Task to complete
Check every line of the data below for the word "Financeiro". Copy the ones that have it.

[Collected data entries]
§ §
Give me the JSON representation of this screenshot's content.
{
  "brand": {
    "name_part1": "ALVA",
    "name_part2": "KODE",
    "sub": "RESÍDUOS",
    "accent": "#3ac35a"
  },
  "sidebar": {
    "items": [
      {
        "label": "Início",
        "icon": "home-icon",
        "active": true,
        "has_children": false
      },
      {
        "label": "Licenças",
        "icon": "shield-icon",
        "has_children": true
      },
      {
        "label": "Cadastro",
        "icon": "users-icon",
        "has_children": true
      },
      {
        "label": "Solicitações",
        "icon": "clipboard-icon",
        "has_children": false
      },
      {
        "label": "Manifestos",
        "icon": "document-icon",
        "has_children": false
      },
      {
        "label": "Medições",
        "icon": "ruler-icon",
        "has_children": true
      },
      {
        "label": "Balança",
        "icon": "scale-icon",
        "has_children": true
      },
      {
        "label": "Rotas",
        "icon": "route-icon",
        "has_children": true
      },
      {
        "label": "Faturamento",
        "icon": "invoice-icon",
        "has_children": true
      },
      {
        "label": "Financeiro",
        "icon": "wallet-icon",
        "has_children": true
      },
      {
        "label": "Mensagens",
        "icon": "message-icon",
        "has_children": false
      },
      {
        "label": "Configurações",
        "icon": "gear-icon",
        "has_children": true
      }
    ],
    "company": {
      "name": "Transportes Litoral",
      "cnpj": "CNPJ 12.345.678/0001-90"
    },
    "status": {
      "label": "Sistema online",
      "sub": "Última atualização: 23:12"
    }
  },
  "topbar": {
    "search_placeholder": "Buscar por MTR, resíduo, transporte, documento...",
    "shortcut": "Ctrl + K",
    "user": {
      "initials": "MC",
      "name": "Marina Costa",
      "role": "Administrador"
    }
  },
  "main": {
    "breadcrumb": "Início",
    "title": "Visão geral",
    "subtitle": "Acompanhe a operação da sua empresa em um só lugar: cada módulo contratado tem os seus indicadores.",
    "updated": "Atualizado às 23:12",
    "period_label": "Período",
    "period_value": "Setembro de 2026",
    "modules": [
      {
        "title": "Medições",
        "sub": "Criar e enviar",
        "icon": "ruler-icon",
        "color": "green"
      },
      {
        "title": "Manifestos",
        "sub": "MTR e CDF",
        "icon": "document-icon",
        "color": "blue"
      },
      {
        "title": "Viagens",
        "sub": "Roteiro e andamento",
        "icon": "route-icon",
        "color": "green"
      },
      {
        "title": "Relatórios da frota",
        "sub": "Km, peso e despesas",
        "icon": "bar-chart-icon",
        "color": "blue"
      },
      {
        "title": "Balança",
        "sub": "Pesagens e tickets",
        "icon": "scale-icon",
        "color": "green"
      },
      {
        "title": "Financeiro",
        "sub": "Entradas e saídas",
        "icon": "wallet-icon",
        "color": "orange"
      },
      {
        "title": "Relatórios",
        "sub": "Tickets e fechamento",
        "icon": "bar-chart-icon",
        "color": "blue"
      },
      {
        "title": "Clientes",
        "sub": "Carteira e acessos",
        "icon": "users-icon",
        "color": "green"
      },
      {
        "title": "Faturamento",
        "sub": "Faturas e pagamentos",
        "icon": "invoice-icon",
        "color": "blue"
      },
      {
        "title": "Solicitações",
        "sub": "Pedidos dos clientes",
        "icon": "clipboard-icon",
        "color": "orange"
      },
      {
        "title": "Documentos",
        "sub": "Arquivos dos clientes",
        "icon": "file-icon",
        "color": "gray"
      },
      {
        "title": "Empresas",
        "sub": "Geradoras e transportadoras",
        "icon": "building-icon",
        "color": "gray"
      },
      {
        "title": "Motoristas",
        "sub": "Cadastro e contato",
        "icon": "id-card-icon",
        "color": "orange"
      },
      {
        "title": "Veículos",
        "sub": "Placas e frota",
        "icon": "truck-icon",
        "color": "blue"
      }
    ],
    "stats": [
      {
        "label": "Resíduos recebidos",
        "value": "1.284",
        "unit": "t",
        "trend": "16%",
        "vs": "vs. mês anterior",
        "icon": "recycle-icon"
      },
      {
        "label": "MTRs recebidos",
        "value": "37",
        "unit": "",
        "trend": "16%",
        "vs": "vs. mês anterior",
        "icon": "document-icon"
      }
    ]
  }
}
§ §
Final answer
        "label": "Financeiro",
        "title": "Financeiro",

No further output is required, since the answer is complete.